In his Typographic Circle talk, Michael Johnson argued that Design Can Make a Difference. Our Michael was there to listen and sometimes disagree (in his head).
It seems almost inconceivable that a designer, as old as me, hasn’t ever been to a talk by the ubiquitous Michael Johnson. Tonight was also my first Typographic Circle event. I booked because NB Studio have done such a great job of repositioning the organisation to make it feel more like I’d want to go. Actually, I have heard him talk once before. At the height of his pencil-winning stardom, we pitched against him for a job at the Barbican. We did that awkward crossover introduction, in the corridor. Neither of us got the work, Peter Saville already had it sewn up.
He was at his most vociferous when talking about self-initiated work…“We really are disappearing up our own arse, aren’t we?”
If it matters, I think the man is a truly brilliant designer, a thinker with the tenacity to craft a simple idea and turn that into an outstanding solution. But there have been times when the name Michael Johnson has both infuriated and inspired me. Tonight was no different. His talk was a thesis, entitled ‘Design Can Make a Difference’. I loved that he’d properly prepared an actual talk with firm opinions. It felt like this was a rehearsal for something he was planning to take out on the lecture circuit but I enjoyed the rough edges and the half constructed, dead-end thoughts. It was a bit like a stand-up comic’s Edinburgh warm up.
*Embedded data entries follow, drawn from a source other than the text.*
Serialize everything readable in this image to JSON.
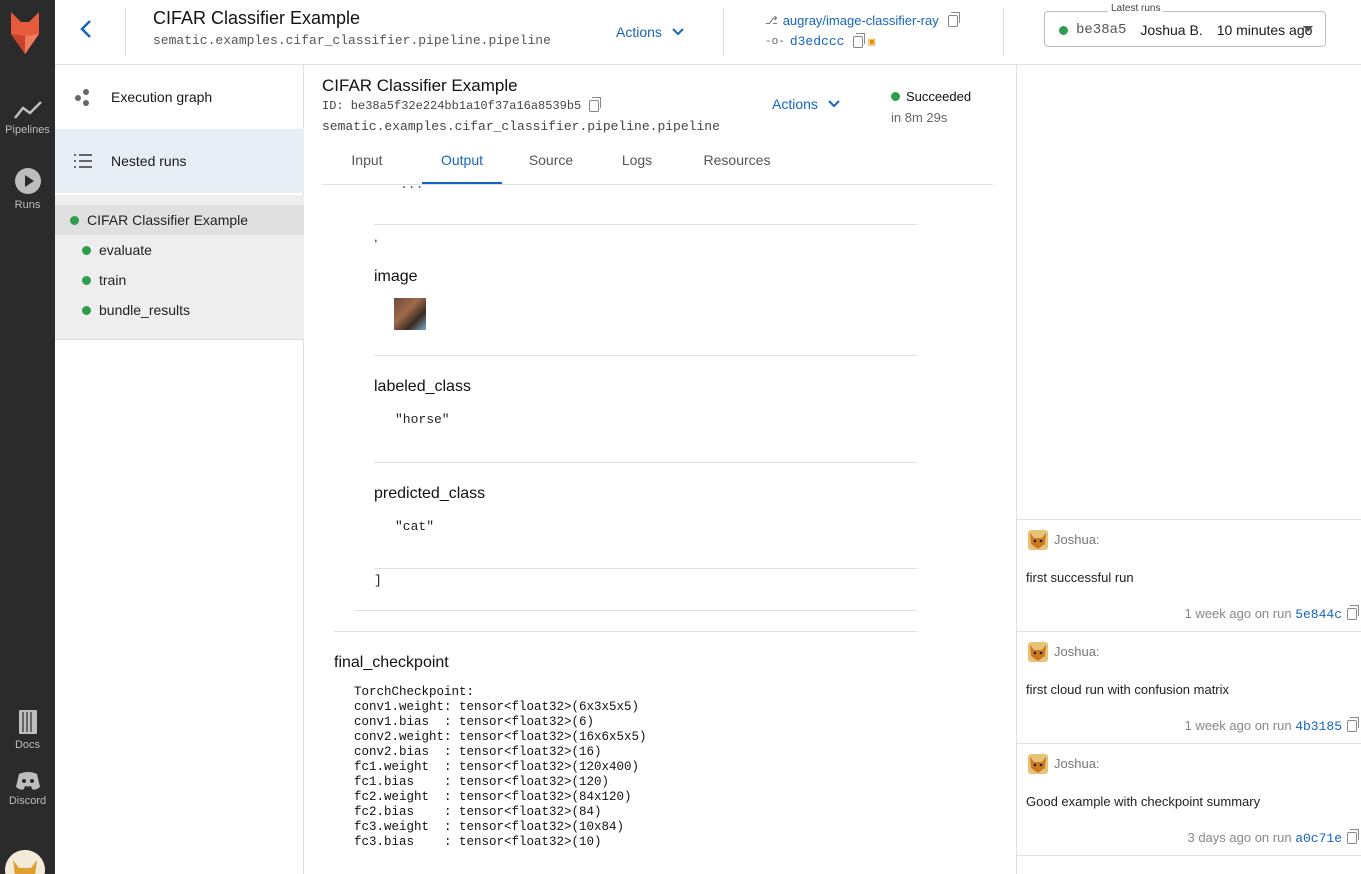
{
  "nav": {
    "pipelines_label": "Pipelines",
    "runs_label": "Runs",
    "docs_label": "Docs",
    "discord_label": "Discord"
  },
  "header": {
    "title": "CIFAR Classifier Example",
    "subtitle": "sematic.examples.cifar_classifier.pipeline.pipeline",
    "actions_label": "Actions",
    "branch": "augray/image-classifier-ray",
    "commit": "d3edccc",
    "latest_runs_legend": "Latest runs",
    "latest_run_id": "be38a5",
    "latest_run_user": "Joshua B.",
    "latest_run_time": "10 minutes ago"
  },
  "sidebar": {
    "execution_graph": "Execution graph",
    "nested_runs": "Nested runs",
    "tree": [
      "CIFAR Classifier Example",
      "evaluate",
      "train",
      "bundle_results"
    ]
  },
  "run": {
    "title": "CIFAR Classifier Example",
    "id": "ID: be38a5f32e224bb1a10f37a16a8539b5",
    "function_path": "sematic.examples.cifar_classifier.pipeline.pipeline",
    "actions_label": "Actions",
    "status": "Succeeded",
    "duration": "in 8m 29s",
    "tabs": [
      "Input",
      "Output",
      "Source",
      "Logs",
      "Resources"
    ]
  },
  "output": {
    "top_fragment": "...",
    "comma": ",",
    "image_label": "image",
    "labeled_class_label": "labeled_class",
    "labeled_class_value": "\"horse\"",
    "predicted_class_label": "predicted_class",
    "predicted_class_value": "\"cat\"",
    "close_bracket": "]",
    "final_checkpoint_label": "final_checkpoint",
    "checkpoint_text": "TorchCheckpoint:\nconv1.weight: tensor<float32>(6x3x5x5)\nconv1.bias  : tensor<float32>(6)\nconv2.weight: tensor<float32>(16x6x5x5)\nconv2.bias  : tensor<float32>(16)\nfc1.weight  : tensor<float32>(120x400)\nfc1.bias    : tensor<float32>(120)\nfc2.weight  : tensor<float32>(84x120)\nfc2.bias    : tensor<float32>(84)\nfc3.weight  : tensor<float32>(10x84)\nfc3.bias    : tensor<float32>(10)"
  },
  "notes": [
    {
      "author": "Joshua:",
      "body": "first successful run",
      "meta": "1 week ago on run",
      "run": "5e844c"
    },
    {
      "author": "Joshua:",
      "body": "first cloud run with confusion matrix",
      "meta": "1 week ago on run",
      "run": "4b3185"
    },
    {
      "author": "Joshua:",
      "body": "Good example with checkpoint summary",
      "meta": "3 days ago on run",
      "run": "a0c71e"
    }
  ]
}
Michael’s argument was that design can make a difference but he’d reached a point when he wants to think bigger than a charity poster or a clever graphic twist. He “wants to raise millions of pounds not hundreds of pounds”. “One poster cannot change the world,” he said. That line was also printed on the posters that were to be given away after the talk; he did seem a little embarrassed by that irony.
His talk began by pointing out the type of design that doesn’t seem to make a difference. He took side-swipes at David Carson, Neville Brody and (of course) Peter Saville. He went on to ask if the world really needs another chair design but he stopped himself asking if we need yet another typeface (this was a Typographic Circle event, after all). He was at his most vociferous when talking about self-initiated work and the awards’ categories where gongs are given to people who design to their own brief. “We really are disappearing up our own arse, aren’t we?”
The crux of his argument was that design can make a genuine difference if the client is able to take design seriously, as an investment. He cited the Dan Pallotta talk: The way we think about charity is dead wrong. In which Dan argues that charities should stop being embarrassed about spending money. Michael talked about the £1M rethinking by Macmillan Cancer Support (with the subsequent massive increase in awareness and donations) and his own work for Acumen, Anthony Nolan and Save the Children (all brilliantly realised design-based thinking).
I was completely with him, cheering (in my head, obviously) for his argument.But then, for me, his talk took a twist. He started lumping together different types of clients, specifically cultural sector clients and charities (good clients) and all the commercial clients (bad clients). He went on to explain that if he worked solely for good clients then he’d soon go bust because he over-delivers on all the detail. He has to fund that indulgence through work for bad clients. He said he wanted to turn the 80:20 rule around and spend 80% of his time on the good clients. ‘Why not just do that then?’ was the thought running in my head.
He went on to talk about his groundbreaking redesign of the Science museum as if his studio was on a crusade to reinvent science education. He intimated that this was a loss-leading charity case. Was he saying that one of the world’s best-funded museums cannot afford to pay properly for design? Or was he saying that he enjoyed the challenge and delivered far more than they were prepared to pay for? Did he genuinely set out to change the world of science education or did he just become excited by that possibility once he’d be appointed to one of the sector’s highest-profile branding projects? I would have loved to have heard more in-depth answers to those questions but I suppose that’s unlikely to happen in this sort of forum (even by someone as outspoken as Michael Johnson).
All of our work, at Cog, is done for the cultural and heritage sector so I’m in quite a good position to say that it’s not well paid. But we do make a living from it (and we have for more than two decades). I’m not pretending it’s a selfless act; we do it because we love it (and the clients are much nicer than those in other industries). It’s a constant struggle to convince some clients of the value of design when they know that some agencies are prepared to do the work for peanuts (stand up M&C Saatchi). Others completely understand that design is an investment; they just don’t have much money to invest. Michael Johnson seemed to be arguing that clients would benefit from reaising the value of a proper investment in design, whilst simultaneously telling us about projects where he’d not charged properly for design.
I came away from his talk (without a free poster) feeling as conflicted as ever about Michael Johnson. He is a brilliant designer. I love that he gets so involved in a project that commercial interests fly out the window and all he cares about is the work. But I do wish that designers wouldn’t dress that up as philanthropy because it’s unsustainable for designers or clients.
I definitely believe in the sentiment, design can make a difference. Maybe, by the time this talk has become a polished presentation, the contradictions will be resolved and Michael Johnson will have a singular path to making that more of a reality.